Easing of lockdown has changed what we all can do. Changes in our behaviours will follow and so, inevitably, will the way in which we all use PPE (personal protective equipment).
Many of us will have found the prolonged periods of wearing PPE to be uncomfortable and tiring; some might be tempted to relax their use of PPE and return to something that more closely resembles ‘normal’ working practice. But is now the time to lower the level of PPE protection? I don’t think so.
PHE (Public Health England) has not changed its guidance on the use of PPE, for the virus continues to spread. New elective pathways have now been introduced to reduce the likelihood of patient infection at the time of admission and therefore the risk of patients passing the virus between each other and also to staff. Such patients and their family groups must now self-isolate for 14 days before PCR testing and admission.
In reality, however, this lower risk infection pathway is all that can be achieved at present.
As there are still many new cases each day, it’s simply not yet possible to have pathways with no risk at all. Given that the consequences of infection vary greatly between individuals, it’s likely that staff at higher risk of serious consequences will not be reassured if PPE standards were changed, even when the risk of infection is reduced. For them, the personal impact of infection stays high.
In addition, fear of infection is a very significant issue, people are still very afraid. Understandable anxiety must be kept in mind when doctors consider supporting any change to guidance. Moreover, confidence in the PPE supply has been and remains very fragile. Confidence, so fragile, is easily undermined.
Changing the recommendations for the use of PPE may also be seen as a response to on-going supply difficulties.
There’s some comfort in having a clearer position on testing; our understanding of the dynamics of an outbreak is also improving.

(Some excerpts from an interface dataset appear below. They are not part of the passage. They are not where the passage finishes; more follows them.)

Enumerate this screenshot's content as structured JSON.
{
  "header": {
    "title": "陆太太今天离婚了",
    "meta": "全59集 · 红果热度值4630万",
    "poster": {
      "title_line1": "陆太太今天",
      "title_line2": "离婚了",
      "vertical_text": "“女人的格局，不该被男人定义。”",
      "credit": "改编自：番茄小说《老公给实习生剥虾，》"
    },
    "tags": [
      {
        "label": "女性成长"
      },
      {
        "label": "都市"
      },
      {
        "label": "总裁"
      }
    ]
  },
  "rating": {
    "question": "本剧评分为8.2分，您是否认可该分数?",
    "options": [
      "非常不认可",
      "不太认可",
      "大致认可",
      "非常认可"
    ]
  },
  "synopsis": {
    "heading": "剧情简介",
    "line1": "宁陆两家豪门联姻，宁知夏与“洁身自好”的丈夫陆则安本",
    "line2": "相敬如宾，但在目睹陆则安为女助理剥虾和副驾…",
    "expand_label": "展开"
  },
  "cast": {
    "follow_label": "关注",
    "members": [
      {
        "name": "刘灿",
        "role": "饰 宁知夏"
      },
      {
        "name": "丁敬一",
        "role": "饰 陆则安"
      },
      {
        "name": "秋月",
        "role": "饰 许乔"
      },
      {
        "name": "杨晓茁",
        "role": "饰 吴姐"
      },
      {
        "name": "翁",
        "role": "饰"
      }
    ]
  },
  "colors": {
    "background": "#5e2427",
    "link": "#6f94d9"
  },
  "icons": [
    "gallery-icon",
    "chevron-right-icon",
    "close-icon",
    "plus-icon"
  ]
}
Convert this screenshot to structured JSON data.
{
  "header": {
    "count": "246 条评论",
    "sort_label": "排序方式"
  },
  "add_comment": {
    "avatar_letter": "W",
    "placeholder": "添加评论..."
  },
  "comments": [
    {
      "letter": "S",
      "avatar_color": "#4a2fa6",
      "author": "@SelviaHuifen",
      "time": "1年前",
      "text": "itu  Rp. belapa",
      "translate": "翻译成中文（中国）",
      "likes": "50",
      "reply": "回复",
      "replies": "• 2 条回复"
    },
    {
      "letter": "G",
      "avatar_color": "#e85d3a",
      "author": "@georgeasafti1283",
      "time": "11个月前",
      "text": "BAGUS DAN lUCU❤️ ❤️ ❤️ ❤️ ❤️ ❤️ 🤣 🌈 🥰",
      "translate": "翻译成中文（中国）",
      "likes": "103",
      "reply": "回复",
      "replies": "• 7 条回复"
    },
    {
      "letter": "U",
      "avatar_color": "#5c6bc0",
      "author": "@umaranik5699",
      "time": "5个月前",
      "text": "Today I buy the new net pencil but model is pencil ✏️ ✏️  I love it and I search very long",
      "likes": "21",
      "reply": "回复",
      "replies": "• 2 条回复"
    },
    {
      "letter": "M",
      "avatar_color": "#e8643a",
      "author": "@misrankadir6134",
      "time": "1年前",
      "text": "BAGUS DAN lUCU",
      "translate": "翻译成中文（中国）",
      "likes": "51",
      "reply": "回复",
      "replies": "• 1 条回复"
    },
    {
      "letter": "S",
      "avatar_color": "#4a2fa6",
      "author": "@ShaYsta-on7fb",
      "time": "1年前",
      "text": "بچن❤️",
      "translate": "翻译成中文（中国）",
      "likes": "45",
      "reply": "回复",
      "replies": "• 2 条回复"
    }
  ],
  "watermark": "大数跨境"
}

Case ascertainment methods, however, remain too crude to see increases in transmissions in real-time. Hospital admission numbers are too late in the trajectory of local increases; the outbreak at Weston General Hospital, Somerset, illustrates the difficulties in identifying upturns in cases. These and further rises in cases locally will obviously increase the potential for renewed exposure of staff to COVID-19, and possibly before such outbreaks are recognised.
As yet we have no indication, one way or another, about subsequent waves of infection and their timescales. High rates of community infection will increase risk around patient pathways and undermine confidence in their safety.
Continuing with existing PPE standards will help protect staff against such exposures.
Doctors are often team leaders and may set the tone for clinical practice in their teams. As doctors and leaders we know that, while the consequences of contracting COVID-19 varies greatly between individuals, some groups are more susceptible to serious complications and death.
We must acknowledge that strong personalities in our teams, including medical staff, can impress their views about acceptable PPE and practices. Such strong personalities may influence the protection used by other members of their teams, including those from other clinical disciplines, and so potentially expose their team members to greater individual risk.
It has been suggested that ‘enhanced PPE’ would offer sufficient protection for those at increased individual risk. Risk reduction strategies do not, however, usually suggest the use of higher level PPE as a response. All other measures should be employed first. This usually involves removing staff members from exposure to that risk.
It is also important to recognise that for healthcare staff some, possibly most, COVID-19 transmission within hospitals is understood to occur between healthcare workers - often from staff members who have no symptoms of the infection. To reduce transmission within hospitals there is a requirement for protective measures at all times within the hospital estate.
In most circumstances, outside of hospital, that means social distancing measures and these should be followed where possible. Trusts could assist with these measures with ‘workplace risk assessments’. These evaluate how each part of a hospital’s estate is used; they assess whether social distancing, outside of healthcare interactions where PPE would be worn, is possible with the usual staff complement and working practices. Such measures are particularly important in areas where staff take their breaks.
Working practices must be adapted where social distancing is found not to be possible without change. It may also be that sessional wearing of facemasks by hospital staff has a place in the reduction of COVID-19 transmission. There is some, albeit weak, evidence that wearing facemask in public may prevent transmission and even a modest protective effect could save lives.
Decision making around the use of PPE should not be devolved to the level of organisations. Clear guidance across systems is helpful and allows staff to have a measure of confidence that they are treated consistently.
Many of the issues outlined above will be ameliorated by time. In the short term, it’s important that the new clinical pathways have time to bed in. In the longer term, any change to PPE guidance will only likely follow an end to the sustained transmission of COVID-19 we currently see. In time, staff will feel greater confidence that changes to PPE use are safe for them. At some point, a change in the guidance on PPE use may be possible. But that point has not yet been reached.